*** Block opens ***

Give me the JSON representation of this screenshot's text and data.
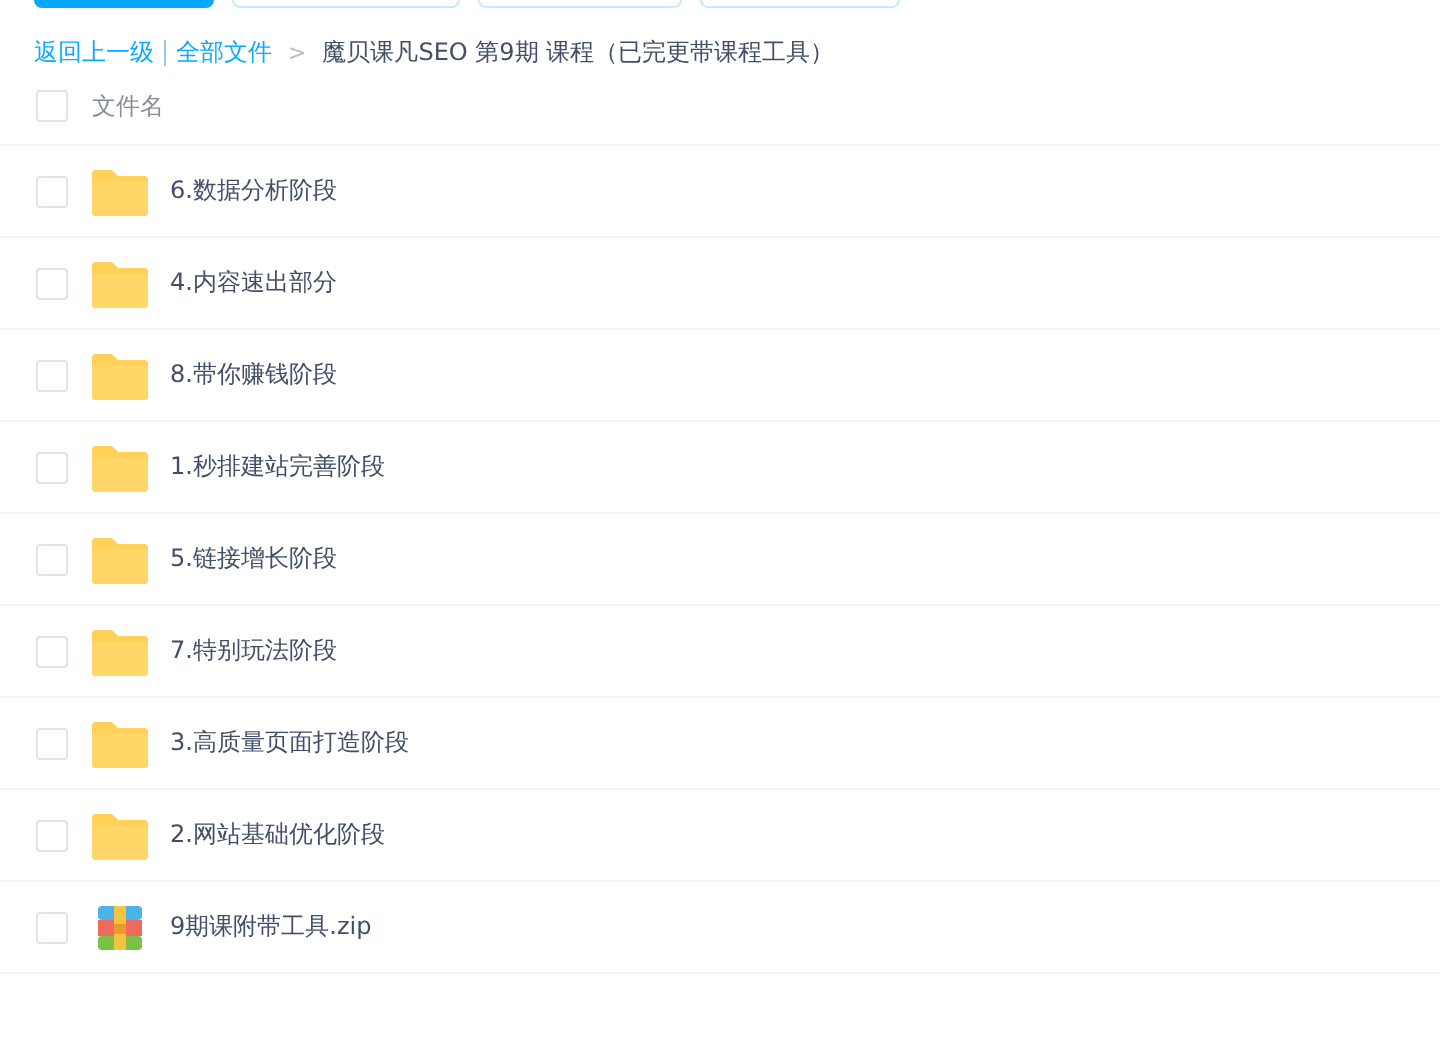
{
  "toolbar_buttons": [
    {
      "kind": "primary"
    },
    {
      "kind": "plain"
    },
    {
      "kind": "plain"
    },
    {
      "kind": "plain"
    }
  ],
  "breadcrumb": {
    "back": "返回上一级",
    "root": "全部文件",
    "separator": ">",
    "current": "魔贝课凡SEO 第9期 课程（已完更带课程工具）"
  },
  "header": {
    "checked": false,
    "label": "文件名"
  },
  "files": [
    {
      "kind": "folder",
      "name": "6.数据分析阶段",
      "checked": false
    },
    {
      "kind": "folder",
      "name": "4.内容速出部分",
      "checked": false
    },
    {
      "kind": "folder",
      "name": "8.带你赚钱阶段",
      "checked": false
    },
    {
      "kind": "folder",
      "name": "1.秒排建站完善阶段",
      "checked": false
    },
    {
      "kind": "folder",
      "name": "5.链接增长阶段",
      "checked": false
    },
    {
      "kind": "folder",
      "name": "7.特别玩法阶段",
      "checked": false
    },
    {
      "kind": "folder",
      "name": "3.高质量页面打造阶段",
      "checked": false
    },
    {
      "kind": "folder",
      "name": "2.网站基础优化阶段",
      "checked": false
    },
    {
      "kind": "archive",
      "name": "9期课附带工具.zip",
      "checked": false
    }
  ]
}
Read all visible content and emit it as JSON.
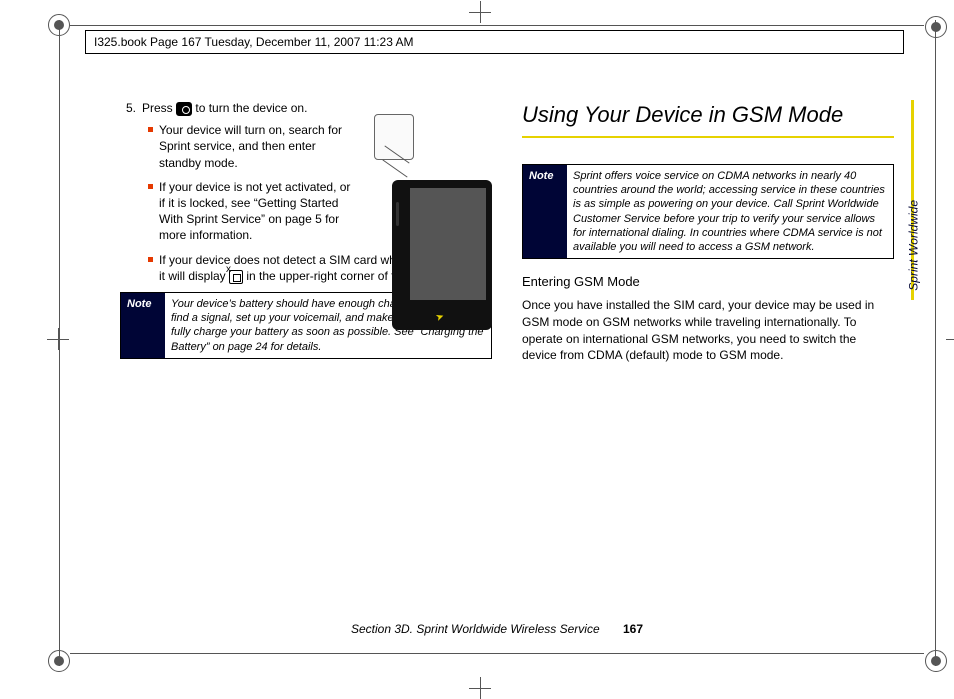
{
  "runhead": "I325.book  Page 167  Tuesday, December 11, 2007  11:23 AM",
  "left": {
    "step_num": "5.",
    "step_text_a": "Press ",
    "step_text_b": " to turn the device on.",
    "bullets": [
      "Your device will turn on, search for Sprint service, and then enter standby mode.",
      "If your device is not yet activated, or if it is locked, see “Getting Started With Sprint Service” on page 5 for more information."
    ],
    "bullet3_a": "If your device does not detect a SIM card while in GSM mode, it will display ",
    "bullet3_b": " in the upper-right corner of the Home screen."
  },
  "note1": {
    "label": "Note",
    "body": "Your device’s battery should have enough charge to turn on, find a signal, set up your voicemail, and make a call. You should fully charge your battery as soon as possible. See “Charging the Battery” on page 24 for details."
  },
  "right": {
    "h1": "Using Your Device in GSM Mode",
    "note": {
      "label": "Note",
      "body": "Sprint offers voice service on CDMA networks in nearly 40 countries around the world; accessing service in these countries is as simple as powering on your device. Call Sprint Worldwide Customer Service before your trip to verify your service allows for international dialing. In countries where CDMA service is not available you will need to access a GSM network."
    },
    "h2": "Entering GSM Mode",
    "para": "Once you have installed the SIM card, your device may be used in GSM mode on GSM networks while traveling internationally. To operate on international GSM networks, you need to switch the device from CDMA (default) mode to GSM mode."
  },
  "side_tab": "Sprint Worldwide",
  "footer": {
    "section": "Section 3D. Sprint Worldwide Wireless Service",
    "page": "167"
  }
}
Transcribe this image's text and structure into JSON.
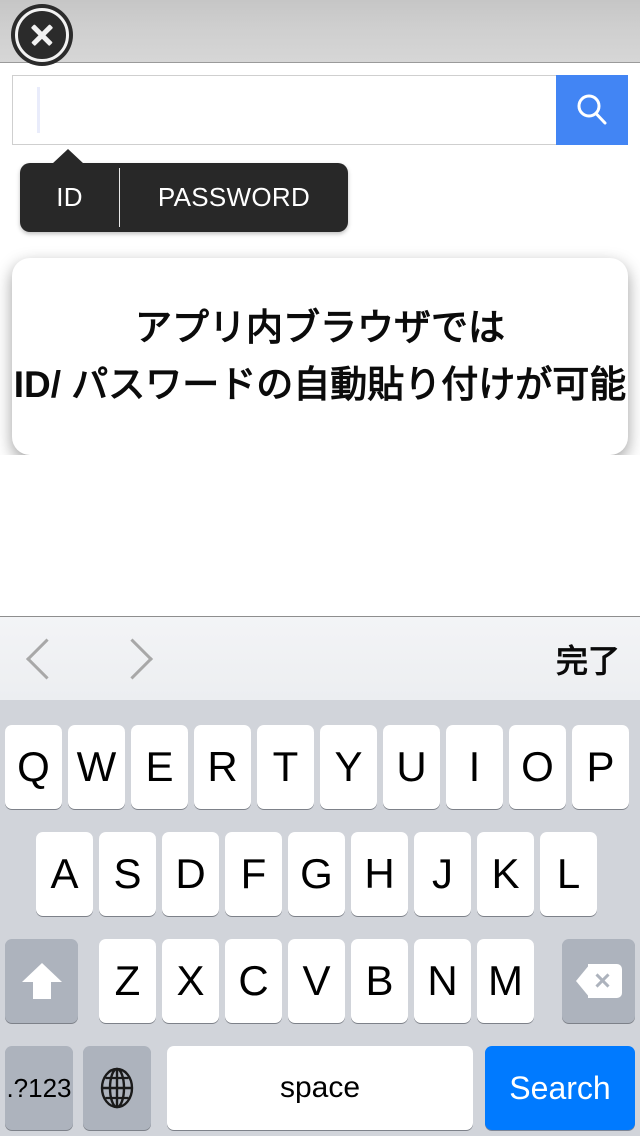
{
  "topbar": {
    "close_label": "close-overlay"
  },
  "search": {
    "value": "",
    "placeholder": "",
    "submit_label": "search",
    "submit_color": "#4285f4"
  },
  "credential_popup": {
    "id_label": "ID",
    "password_label": "PASSWORD",
    "background": "#282828"
  },
  "info_card": {
    "line1": "アプリ内ブラウザでは",
    "line2": "ID/ パスワードの自動貼り付けが可能"
  },
  "accessory_bar": {
    "prev_label": "previous-field",
    "next_label": "next-field",
    "done_label": "完了"
  },
  "keyboard": {
    "layout": "qwerty-uppercase",
    "row1": [
      "Q",
      "W",
      "E",
      "R",
      "T",
      "Y",
      "U",
      "I",
      "O",
      "P"
    ],
    "row2": [
      "A",
      "S",
      "D",
      "F",
      "G",
      "H",
      "J",
      "K",
      "L"
    ],
    "row3": [
      "Z",
      "X",
      "C",
      "V",
      "B",
      "N",
      "M"
    ],
    "shift_label": "shift",
    "backspace_label": "delete",
    "numeric_label": ".?123",
    "globe_label": "next-keyboard",
    "space_label": "space",
    "return_label": "Search",
    "return_color": "#007aff",
    "background": "#d1d4da"
  }
}
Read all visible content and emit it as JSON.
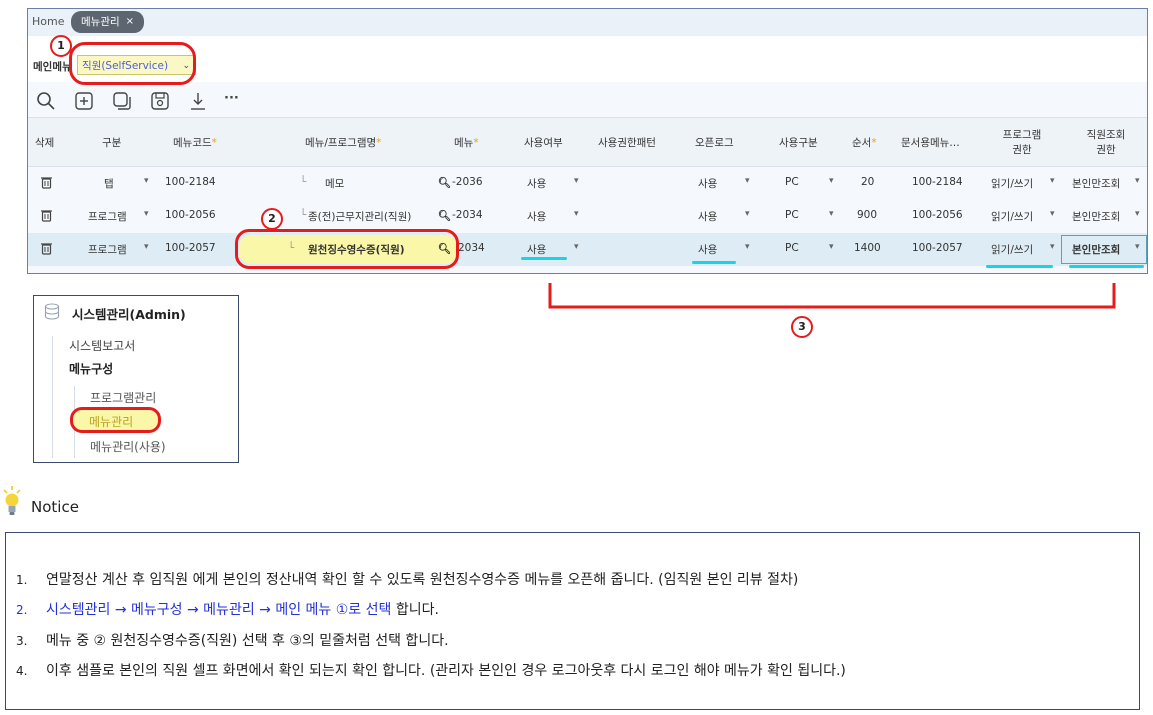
{
  "tabbar": {
    "home": "Home",
    "tab_label": "메뉴관리",
    "tab_close": "×"
  },
  "filter": {
    "label": "메인메뉴",
    "value": "직원(SelfService)"
  },
  "toolbar": {
    "icons": [
      "search-icon",
      "add-icon",
      "copy-icon",
      "save-icon",
      "download-icon",
      "more-icon"
    ],
    "more": "···"
  },
  "table": {
    "headers": [
      "삭제",
      "구분",
      "메뉴코드",
      "메뉴/프로그램명",
      "메뉴",
      "사용여부",
      "사용권한패턴",
      "오픈로그",
      "사용구분",
      "순서",
      "문서용메뉴…",
      "프로그램",
      "권한",
      "직원조회",
      "권한"
    ],
    "rows": [
      {
        "type": "탭",
        "code": "100-2184",
        "name": "메모",
        "menu": "-2036",
        "use": "사용",
        "openlog": "사용",
        "usage": "PC",
        "order": "20",
        "doc": "100-2184",
        "perm": "읽기/쓰기",
        "staff": "본인만조회"
      },
      {
        "type": "프로그램",
        "code": "100-2056",
        "name": "종(전)근무지관리(직원)",
        "menu": "-2034",
        "use": "사용",
        "openlog": "사용",
        "usage": "PC",
        "order": "900",
        "doc": "100-2056",
        "perm": "읽기/쓰기",
        "staff": "본인만조회"
      },
      {
        "type": "프로그램",
        "code": "100-2057",
        "name": "원천징수영수증(직원)",
        "menu": "2034",
        "use": "사용",
        "openlog": "사용",
        "usage": "PC",
        "order": "1400",
        "doc": "100-2057",
        "perm": "읽기/쓰기",
        "staff": "본인만조회"
      }
    ]
  },
  "callouts": {
    "one": "1",
    "two": "2",
    "three": "3"
  },
  "sidebar": {
    "title": "시스템관리(Admin)",
    "items": [
      "시스템보고서",
      "메뉴구성",
      "프로그램관리",
      "메뉴관리",
      "메뉴관리(사용)"
    ]
  },
  "notice": {
    "title": "Notice",
    "lines": [
      {
        "num": "1.",
        "text": "연말정산 계산 후 임직원 에게 본인의 정산내역 확인 할 수 있도록 원천징수영수증 메뉴를 오픈해 줍니다. (임직원 본인 리뷰 절차)"
      },
      {
        "num": "2.",
        "path": "시스템관리 → 메뉴구성 → 메뉴관리 → 메인 메뉴 ①로 선택",
        "tail": " 합니다."
      },
      {
        "num": "3.",
        "text": "메뉴 중 ② 원천징수영수증(직원) 선택 후 ③의 밑줄처럼 선택 합니다."
      },
      {
        "num": "4.",
        "text": "이후 샘플로 본인의 직원 셀프 화면에서 확인 되는지 확인 합니다. (관리자 본인인 경우 로그아웃후 다시 로그인 해야 메뉴가 확인 됩니다.)"
      }
    ]
  }
}
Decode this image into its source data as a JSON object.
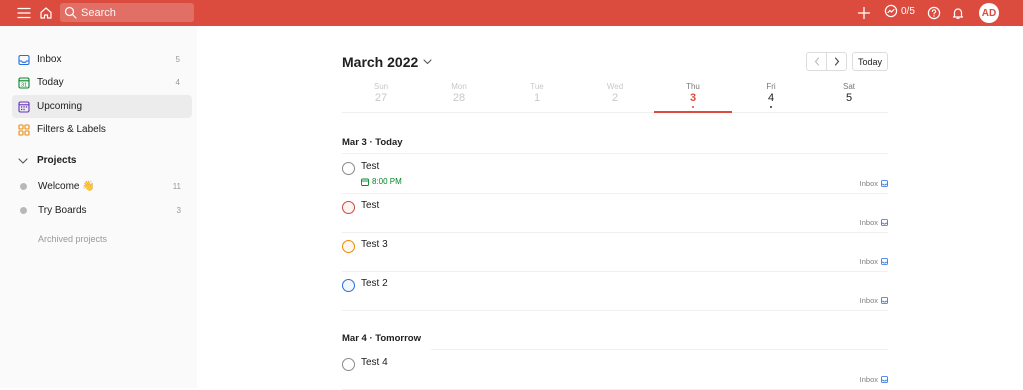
{
  "topbar": {
    "search_placeholder": "Search",
    "karma": "0/5",
    "avatar": "AD"
  },
  "sidebar": {
    "items": [
      {
        "label": "Inbox",
        "count": "5",
        "icon": "inbox-icon"
      },
      {
        "label": "Today",
        "count": "4",
        "icon": "calendar-today-icon"
      },
      {
        "label": "Upcoming",
        "count": "",
        "icon": "calendar-upcoming-icon"
      },
      {
        "label": "Filters & Labels",
        "count": "",
        "icon": "filters-icon"
      }
    ],
    "projects_heading": "Projects",
    "projects": [
      {
        "label": "Welcome 👋",
        "count": "11"
      },
      {
        "label": "Try Boards",
        "count": "3"
      }
    ],
    "archived": "Archived projects"
  },
  "header": {
    "month": "March 2022",
    "today_button": "Today"
  },
  "days": [
    {
      "name": "Sun",
      "num": "27"
    },
    {
      "name": "Mon",
      "num": "28"
    },
    {
      "name": "Tue",
      "num": "1"
    },
    {
      "name": "Wed",
      "num": "2"
    },
    {
      "name": "Thu",
      "num": "3"
    },
    {
      "name": "Fri",
      "num": "4"
    },
    {
      "name": "Sat",
      "num": "5"
    }
  ],
  "sections": [
    {
      "title": "Mar 3 · Today",
      "tasks": [
        {
          "name": "Test",
          "due": "8:00 PM",
          "project": "Inbox"
        },
        {
          "name": "Test",
          "project": "Inbox"
        },
        {
          "name": "Test 3",
          "project": "Inbox"
        },
        {
          "name": "Test 2",
          "project": "Inbox"
        }
      ]
    },
    {
      "title": "Mar 4 · Tomorrow",
      "tasks": [
        {
          "name": "Test 4",
          "project": "Inbox"
        }
      ]
    }
  ],
  "colors": {
    "brand": "#db4c3f",
    "priority1": "#d1453b",
    "priority2": "#eb8909",
    "priority3": "#246fe0",
    "due_green": "#058527"
  }
}
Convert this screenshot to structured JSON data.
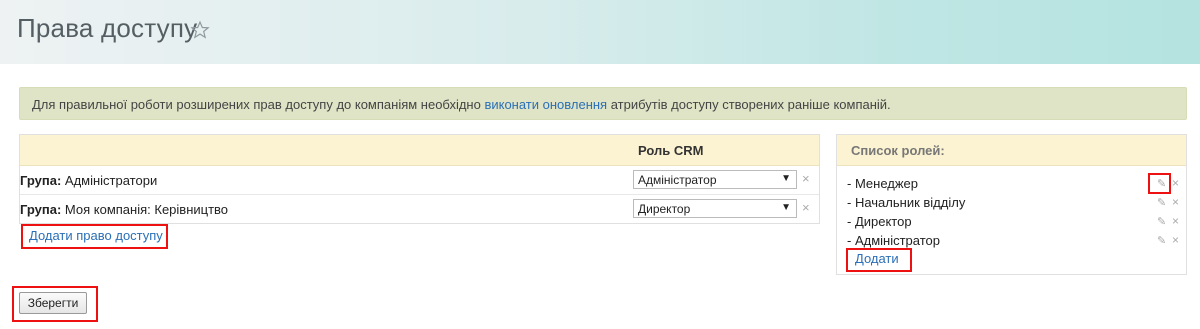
{
  "header": {
    "title": "Права доступу",
    "star_icon": "star-outline-icon"
  },
  "alert": {
    "text_before": "Для правильної роботи розширених прав доступу до компаніям необхідно ",
    "link": "виконати оновлення",
    "text_after": " атрибутів доступу створених раніше компаній."
  },
  "access_table": {
    "role_column": "Роль CRM",
    "rows": [
      {
        "label_bold": "Група:",
        "label": " Адміністратори",
        "role": "Адміністратор",
        "remove": "×"
      },
      {
        "label_bold": "Група:",
        "label": " Моя компанія: Керівництво",
        "role": "Директор",
        "remove": "×"
      }
    ],
    "add_link": "Додати право доступу"
  },
  "save_button": "Зберегти",
  "roles_panel": {
    "title": "Список ролей:",
    "roles": [
      {
        "name": "- Менеджер"
      },
      {
        "name": "- Начальник відділу"
      },
      {
        "name": "- Директор"
      },
      {
        "name": "- Адміністратор"
      }
    ],
    "edit_icon": "pencil-icon",
    "delete_glyph": "×",
    "add_link": "Додати"
  },
  "colors": {
    "link": "#2a6fb7",
    "highlight": "#e11111",
    "table_header": "#fcf3d2",
    "alert_bg": "#dfe4c6"
  }
}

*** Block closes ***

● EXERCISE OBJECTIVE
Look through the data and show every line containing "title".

● THE ANSWER
    "title": "시스템관리(Admin)",
    "title": "Notice",
      "title": "Mar 3 · Today",
      "title": "Mar 4 · Tomorrow",
    "title": "Права доступу",
    "title": "Список ролей:",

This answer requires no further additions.